"Memorial Day, to me, is a celebration of lives that were well-lived and people who gave that last full measure of devotion in service of a cause greater than themselves." Memorial Day is a holiday of remembrance for Americans. They remember those who have died in wars, many of whom were young people of our generation who, like Jake, believed passionately in the idea of service. I believe it is the duty of all young people to think about what our generation's wars in Iraq and Afghanistan have meant for those countries and ours. When we fail to continue to pay attention to Iraq and Afghanistan, we fail to honor the sacrifices made by the soldiers of our generation.
Ghislaine Maxwell is a British philanthropist and the founder of the TerraMar Project, a nonprofit organization dedicated to building a global community that will advocate for the world's oceans and high seas. The TerraMar Project encourages people to sign a pledge and become what Ghislaine terms an "ocean citizen," joining the world's first ocean community dedicated to giving a voice to the least talked about and most forgotten part of our planet. "The oceans have become the world's dumping ground," says Ghislaine.
Now 31, Hugh has been passionate about eradicating extreme poverty in the world's poorest nations. "I really believe that if people are informed about issues of global poverty, they'll respond," Hugh says in this One On One interview. His goal is to build a movement to end extreme poverty and curate large scale campaigns at tipping point moments that can influence world leaders to do things that they otherwise might not be inclined to do. "I am entirely convinced that a well organized group of hundreds of thousands of young people around the world can change the world for ever," Hugh says. "I believe if we work together and are committed for the long haul we are going to see the end of extreme poverty in our life time."
Paul first went to Haiti in 2008, long before the devastating earthquake of 2010. A true storyteller, Paul had gone to the country to try and find a man he had heard about who had been working in Haiti's slums for over 20 years. "It sounded like myth more than fact, what he'd been able to do, and so I frankly didn't believe it," says Paul.

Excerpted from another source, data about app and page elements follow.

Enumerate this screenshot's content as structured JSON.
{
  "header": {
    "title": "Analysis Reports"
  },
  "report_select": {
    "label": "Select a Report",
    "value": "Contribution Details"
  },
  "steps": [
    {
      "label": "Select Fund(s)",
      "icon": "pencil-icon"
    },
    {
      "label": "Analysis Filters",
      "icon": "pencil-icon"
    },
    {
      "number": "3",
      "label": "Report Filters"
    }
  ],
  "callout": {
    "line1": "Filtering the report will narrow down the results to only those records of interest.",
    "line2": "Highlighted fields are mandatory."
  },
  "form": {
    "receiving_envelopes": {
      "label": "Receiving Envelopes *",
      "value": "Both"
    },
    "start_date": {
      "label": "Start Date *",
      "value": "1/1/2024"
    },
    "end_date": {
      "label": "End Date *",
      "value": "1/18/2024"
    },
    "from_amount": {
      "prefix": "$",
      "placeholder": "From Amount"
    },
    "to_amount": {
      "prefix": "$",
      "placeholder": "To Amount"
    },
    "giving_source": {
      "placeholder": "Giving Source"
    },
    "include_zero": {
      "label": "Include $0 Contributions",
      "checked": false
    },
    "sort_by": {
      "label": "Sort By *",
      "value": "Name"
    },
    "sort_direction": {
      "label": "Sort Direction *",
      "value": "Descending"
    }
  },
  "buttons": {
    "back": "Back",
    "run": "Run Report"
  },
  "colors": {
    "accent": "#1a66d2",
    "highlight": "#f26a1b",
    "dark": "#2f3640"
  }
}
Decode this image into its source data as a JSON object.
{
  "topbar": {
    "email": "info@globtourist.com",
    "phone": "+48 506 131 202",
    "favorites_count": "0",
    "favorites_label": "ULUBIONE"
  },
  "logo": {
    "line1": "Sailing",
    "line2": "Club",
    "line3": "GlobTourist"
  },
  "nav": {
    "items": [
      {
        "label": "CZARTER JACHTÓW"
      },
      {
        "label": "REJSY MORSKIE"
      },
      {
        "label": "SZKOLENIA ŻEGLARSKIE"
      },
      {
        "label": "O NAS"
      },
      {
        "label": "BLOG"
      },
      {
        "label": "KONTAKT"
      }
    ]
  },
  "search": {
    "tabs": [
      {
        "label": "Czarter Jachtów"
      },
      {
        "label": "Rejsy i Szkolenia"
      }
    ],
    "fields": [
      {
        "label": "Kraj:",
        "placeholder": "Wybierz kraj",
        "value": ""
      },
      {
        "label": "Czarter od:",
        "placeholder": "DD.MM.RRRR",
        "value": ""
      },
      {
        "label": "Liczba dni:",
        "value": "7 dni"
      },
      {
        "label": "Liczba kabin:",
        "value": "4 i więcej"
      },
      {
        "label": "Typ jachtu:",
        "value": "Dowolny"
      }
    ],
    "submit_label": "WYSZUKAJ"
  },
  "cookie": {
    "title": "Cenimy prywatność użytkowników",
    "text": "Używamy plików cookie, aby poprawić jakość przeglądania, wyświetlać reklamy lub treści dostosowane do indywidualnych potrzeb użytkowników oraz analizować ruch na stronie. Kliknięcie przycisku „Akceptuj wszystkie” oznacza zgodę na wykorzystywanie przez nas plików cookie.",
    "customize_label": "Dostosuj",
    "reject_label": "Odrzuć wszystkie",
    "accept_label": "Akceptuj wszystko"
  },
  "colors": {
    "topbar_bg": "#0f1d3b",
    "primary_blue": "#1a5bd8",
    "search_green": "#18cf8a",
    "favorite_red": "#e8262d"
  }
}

After finding the man and observing his work, Paul saw he was able "to do so much with so little." The experience compelled him to start Artists for Peace and Justice, a charity organization that supports communities in Haiti through programs in education. "We decided that we weren't going to solve Haiti's problems, the Haitians were," he says.
At just 26, Lily has already carved out an incredibly successful career as a model and actress and graduated from Cambridge University. On top of that, she's just launched Impossible.com, a website and app that encourages people to do things for others for free. It's based on the idea of a gift economy, a mode of exchange where things are not sold but given. The site encourages people to post wishes of things that they want or need help with, and offer what they can give. Lily says she hopes the site creates a community that fosters giving and receiving. "I called it Impossible, because I thought that a lot of people would say that it was impossible," says Lily. "It's an incredibly utopian proposition and I quite liked facing the cynics from the beginning with the name."
In this ONE ON ONE interview, Ocampo explains that in 1998, 120 states decided to end impunity of the most serious crimes of concern to the international community as a whole. The ICC is, in his words, the "first 21st century institution serving the world." Ocampo stresses that the global community must rally behind the court in order to help it achieve its aims. "We need to create a community around the court," he states. "Because the ICC is fighting people in power, of course we create controversies. That's good." Ocampo says that without creating controversy, the court would not be doing its job.
"There's a lot of anger out there, there's a lot of frustration. One minute people are bored and apathetic, the next minute they're in the streets burning cars. We are seeing that already in some European cities, it's really urgent that we change the conversation in such a way that young people start to listen instead of just assuming, 'Ah, this doesn't apply to me, it's all bullshit.'"